**Work item:**
Among the entries below, copy every line that carries the word "back".

(Dataset entries)
┌──
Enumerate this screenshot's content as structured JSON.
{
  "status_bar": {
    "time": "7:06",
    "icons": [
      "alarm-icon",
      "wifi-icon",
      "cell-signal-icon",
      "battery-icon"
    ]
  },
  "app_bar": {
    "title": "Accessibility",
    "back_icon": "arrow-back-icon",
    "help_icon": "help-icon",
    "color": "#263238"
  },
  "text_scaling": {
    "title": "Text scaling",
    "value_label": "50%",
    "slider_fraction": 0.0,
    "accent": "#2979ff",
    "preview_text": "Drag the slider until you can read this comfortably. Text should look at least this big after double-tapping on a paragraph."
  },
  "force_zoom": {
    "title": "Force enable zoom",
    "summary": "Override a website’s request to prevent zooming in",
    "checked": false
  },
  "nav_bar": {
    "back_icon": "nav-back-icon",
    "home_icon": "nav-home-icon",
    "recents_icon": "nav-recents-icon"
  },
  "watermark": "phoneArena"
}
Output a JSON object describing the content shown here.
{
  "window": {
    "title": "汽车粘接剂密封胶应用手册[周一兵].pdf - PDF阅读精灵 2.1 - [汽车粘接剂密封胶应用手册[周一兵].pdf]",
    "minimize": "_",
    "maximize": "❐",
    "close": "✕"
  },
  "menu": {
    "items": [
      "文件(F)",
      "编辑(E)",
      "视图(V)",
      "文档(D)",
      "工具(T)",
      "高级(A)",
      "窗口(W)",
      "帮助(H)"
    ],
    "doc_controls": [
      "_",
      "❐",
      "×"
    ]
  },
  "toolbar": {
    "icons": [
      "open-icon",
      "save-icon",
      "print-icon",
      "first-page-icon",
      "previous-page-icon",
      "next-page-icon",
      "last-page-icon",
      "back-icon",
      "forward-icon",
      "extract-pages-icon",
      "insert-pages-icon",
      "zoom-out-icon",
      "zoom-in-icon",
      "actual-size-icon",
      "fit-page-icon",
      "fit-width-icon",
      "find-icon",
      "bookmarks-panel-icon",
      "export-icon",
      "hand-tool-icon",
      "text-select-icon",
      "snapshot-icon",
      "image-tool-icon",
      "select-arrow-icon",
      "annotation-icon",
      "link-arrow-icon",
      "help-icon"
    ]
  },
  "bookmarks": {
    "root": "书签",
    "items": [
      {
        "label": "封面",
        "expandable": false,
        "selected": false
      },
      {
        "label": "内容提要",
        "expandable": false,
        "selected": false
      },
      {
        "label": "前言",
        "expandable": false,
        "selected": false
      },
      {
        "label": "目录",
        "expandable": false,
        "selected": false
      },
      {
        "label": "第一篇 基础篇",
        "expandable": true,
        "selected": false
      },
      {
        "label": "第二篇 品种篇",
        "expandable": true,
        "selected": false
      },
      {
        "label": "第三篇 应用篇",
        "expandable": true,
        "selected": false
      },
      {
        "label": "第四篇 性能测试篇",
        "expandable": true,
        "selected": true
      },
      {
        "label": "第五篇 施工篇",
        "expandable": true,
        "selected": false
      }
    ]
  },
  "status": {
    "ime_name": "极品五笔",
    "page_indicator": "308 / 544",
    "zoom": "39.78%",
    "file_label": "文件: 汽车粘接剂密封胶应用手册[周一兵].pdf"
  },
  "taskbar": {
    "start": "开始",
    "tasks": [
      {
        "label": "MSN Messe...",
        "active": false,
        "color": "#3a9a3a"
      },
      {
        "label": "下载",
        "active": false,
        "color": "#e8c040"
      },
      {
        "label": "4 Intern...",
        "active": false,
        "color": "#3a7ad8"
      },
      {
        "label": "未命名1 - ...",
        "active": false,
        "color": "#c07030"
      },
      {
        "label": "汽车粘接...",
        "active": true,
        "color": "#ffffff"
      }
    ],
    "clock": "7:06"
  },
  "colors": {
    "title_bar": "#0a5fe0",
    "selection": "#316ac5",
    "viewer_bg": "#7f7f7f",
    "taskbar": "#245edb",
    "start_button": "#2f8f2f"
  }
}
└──
**Exercise output:**
    "back_icon": "arrow-back-icon",
    "back_icon": "nav-back-icon",
      "back-icon",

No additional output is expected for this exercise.